Just because a device can run Stadia, however, doesn’t mean the gamer who owns that device will pay for it. Google hasn’t announced how much Stadia will cost. $10 per month? Almost certainly not. $20 per month? That’s the lowest I think realistic (it’s how much Sony charges for PlayStation Now). $30 per month? I know that sounds high, but I wouldn’t be surprised.
It’s possible that Google, in a clever move, will find ways to repackage the price so that it’s not directed at the consumer. Maybe Stadia will operate on a digital storefront model, where is taken from each sale. Maybe we’ll see some combination of business models. Anything that lowers the price for gamers will help Stadia in the coming battle for hearts and minds.
Whatever Google settles on will have to address the first problem I pointed out. Stadia needs to make a lot of money. If Stadia makes that from gamers directly, the price will be too high. If Stadia makes that from developers instead, they’ll be less inclined to bring games to the platform.
Price will be a tricky problem. I’m holding out hope that Google will impress with an unexpectedly affordable business model, but I have a hard time seeing how Stadia will make that happen.
Stadia sucked the oxygen out of cloud gaming in the month after its announcement. That’s no surprise. It’s news when a company the size of Google elbows into a place where it has traditionally lacked presence. The initial luster is starting to fade already, though, as competitors make their own moves. Sony spoke extensively about cloud gaming at its last investor meeting, reminding everyone that it has its own cloud gaming service called PlayStation Now. While Google’s Stadia has no information about pricing or game library, PlayStation Now is available right now for $20 per month and offers hundreds of games.
Microsoft is going to make its own pitch at E3. Amazon hasn’t said much on the subject, but the company owns several studios, has a game engine called Lumberyard, and clearly has the infrastructure needed to launch a competitor. Nvidia, Shadow, and Vortex round out the options.
The sheer volume of Google’s announcement created the illusion that cloud gaming is exotic. In truth, it’s already readily available, and it’s about to become common. Stadia will have a lot of competition in this space.

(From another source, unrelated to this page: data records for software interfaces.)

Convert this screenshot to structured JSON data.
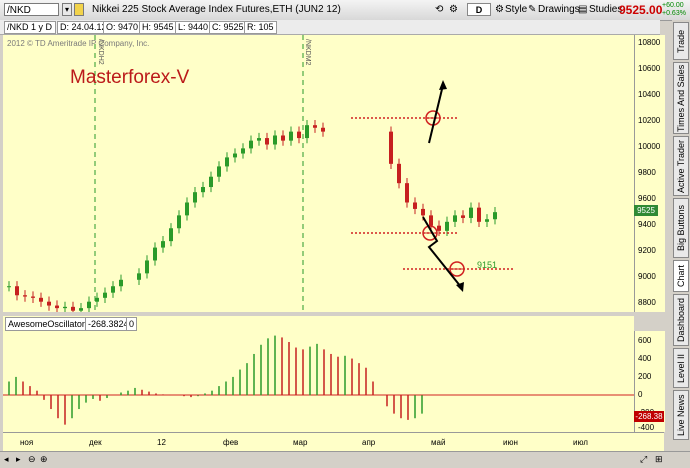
{
  "toolbar": {
    "symbol": "/NKD",
    "title": "Nikkei 225 Stock Average Index Futures,ETH (JUN2 12)",
    "d_button": "D",
    "style": "Style",
    "drawings": "Drawings",
    "studies": "Studies",
    "last_price": "9525.00",
    "change_abs": "+60.00",
    "change_pct": "+0.63%"
  },
  "info": {
    "symbol_period": "/NKD 1 y D",
    "date": "D: 24.04.12",
    "open": "O: 9470",
    "high": "H: 9545",
    "low": "L: 9440",
    "close": "C: 9525",
    "range": "R: 105"
  },
  "chart": {
    "copyright": "2012 © TD Ameritrade IP Company, Inc.",
    "overlay_title": "Masterforex-V",
    "marker_label_1": "/NKDH2",
    "marker_label_2": "/NKDM2",
    "annotation_value": "9151",
    "last_price_tag": "9525",
    "last_osc_tag": "-268.38"
  },
  "price_axis": [
    "10800",
    "10600",
    "10400",
    "10200",
    "10000",
    "9800",
    "9600",
    "9400",
    "9200",
    "9000",
    "8800"
  ],
  "oscillator": {
    "name": "AwesomeOscillator",
    "value": "-268.3824",
    "extra": "0",
    "axis": [
      "600",
      "400",
      "200",
      "0",
      "-200",
      "-400"
    ]
  },
  "time_axis": [
    "ноя",
    "дек",
    "12",
    "фев",
    "мар",
    "апр",
    "май",
    "июн",
    "июл"
  ],
  "side_tabs": [
    "Trade",
    "Times And Sales",
    "Active Trader",
    "Big Buttons",
    "Chart",
    "Dashboard",
    "Level II",
    "Live News"
  ],
  "colors": {
    "up": "#2a9a2a",
    "down": "#c62020",
    "background": "#ffffc8",
    "annotation": "#d02020"
  },
  "chart_data": {
    "type": "candlestick",
    "ohlc_last": {
      "open": 9470,
      "high": 9545,
      "low": 9440,
      "close": 9525
    },
    "price_ylim": [
      8750,
      10900
    ],
    "price_closes": [
      8950,
      8880,
      8870,
      8860,
      8830,
      8800,
      8780,
      8790,
      8760,
      8780,
      8830,
      8860,
      8900,
      8950,
      9000,
      9050,
      9150,
      9250,
      9300,
      9400,
      9500,
      9600,
      9680,
      9720,
      9800,
      9880,
      9950,
      9980,
      10020,
      10080,
      10100,
      10050,
      10120,
      10080,
      10150,
      10100,
      10200,
      10180,
      10150,
      9900,
      9750,
      9600,
      9550,
      9500,
      9420,
      9380,
      9450,
      9500,
      9480,
      9560,
      9450,
      9470,
      9525
    ],
    "oscillator_ylim": [
      -400,
      700
    ],
    "oscillator_values": [
      150,
      200,
      150,
      100,
      50,
      -50,
      -150,
      -250,
      -320,
      -250,
      -150,
      -80,
      -40,
      -60,
      -30,
      0,
      30,
      50,
      80,
      60,
      40,
      20,
      10,
      5,
      0,
      -10,
      -20,
      -10,
      20,
      50,
      100,
      150,
      200,
      280,
      350,
      450,
      550,
      620,
      650,
      630,
      580,
      520,
      500,
      530,
      560,
      500,
      450,
      420,
      430,
      400,
      350,
      300,
      150,
      0,
      -120,
      -200,
      -250,
      -268,
      -250,
      -200
    ]
  }
}
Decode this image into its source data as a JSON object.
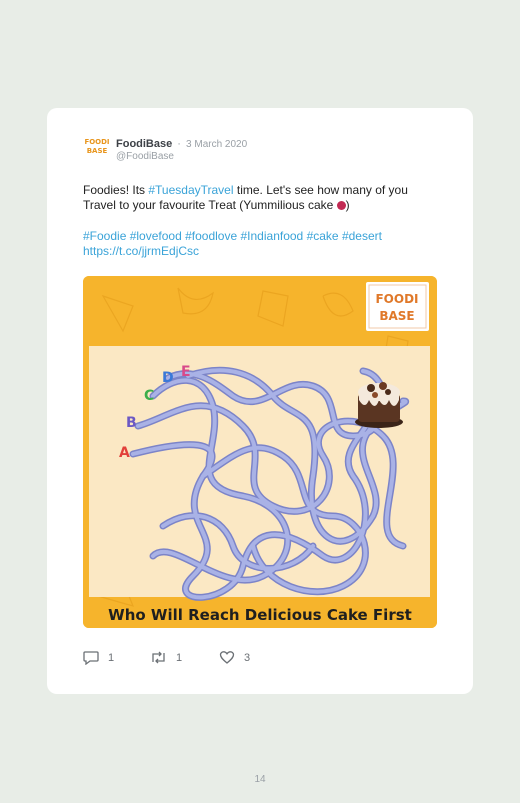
{
  "tweet": {
    "avatar_line1": "FOODI",
    "avatar_line2": "BASE",
    "author_name": "FoodiBase",
    "separator": "·",
    "date": "3 March 2020",
    "handle": "@FoodiBase",
    "text_part1": "Foodies! Its ",
    "text_hashtag": "#TuesdayTravel",
    "text_part2": " time. Let's see how many of you Travel to your favourite Treat (Yummilious cake ",
    "text_part3": ")",
    "hashtags": [
      "#Foodie",
      "#lovefood",
      "#foodlove",
      "#Indianfood",
      "#cake",
      "#desert"
    ],
    "link": "https://t.co/jjrmEdjCsc"
  },
  "media": {
    "logo_line1": "FOODI",
    "logo_line2": "BASE",
    "maze_labels": [
      "A",
      "B",
      "C",
      "D",
      "E"
    ],
    "maze_label_colors": [
      "#e2403a",
      "#6b58c4",
      "#3cae4a",
      "#3a78d8",
      "#d84a8a"
    ],
    "caption": "Who Will Reach Delicious Cake First",
    "bg_color": "#f6b42c",
    "path_color": "#a9b2e6"
  },
  "actions": {
    "reply_count": "1",
    "retweet_count": "1",
    "like_count": "3"
  },
  "page_number": "14"
}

Some competitors already exist, and others look set to launch by the end of 2020 at the latest.
Microsoft and Sony are the most worrying. Google can bring its robust cloud infrastructure to Stadia but, as I’ve said before, it’s not worth much if there’s nothing to play. Microsoft and Sony both own original, recognizable IP. They also have experience working directly with developers to secure new, exclusive partnerships. A better library is going to beat superior technical execution nine times out of 10.
There’s room for multiple cloud gaming services, of course. But it’s hard to imagine a world where Stadia exists as an also-ran for more than a couple years. Google is in it to win it. If they can’t win it, Stadia’s chance of survival plummets.
Google’s Stadia shows promise but, as these five points prove, it also faces serious obstacles. Gamers are not going to jump on board just because Google says they should. They’ll need to be convinced. That’s not impossible. Valve did it with Steam. Microsoft and Sony did it with Xbox Live and PlayStation Now. But most companies that try to disrupt gaming fail. Only time will tell if Stadia can join the few victors or will be known as another good idea that didn’t survive.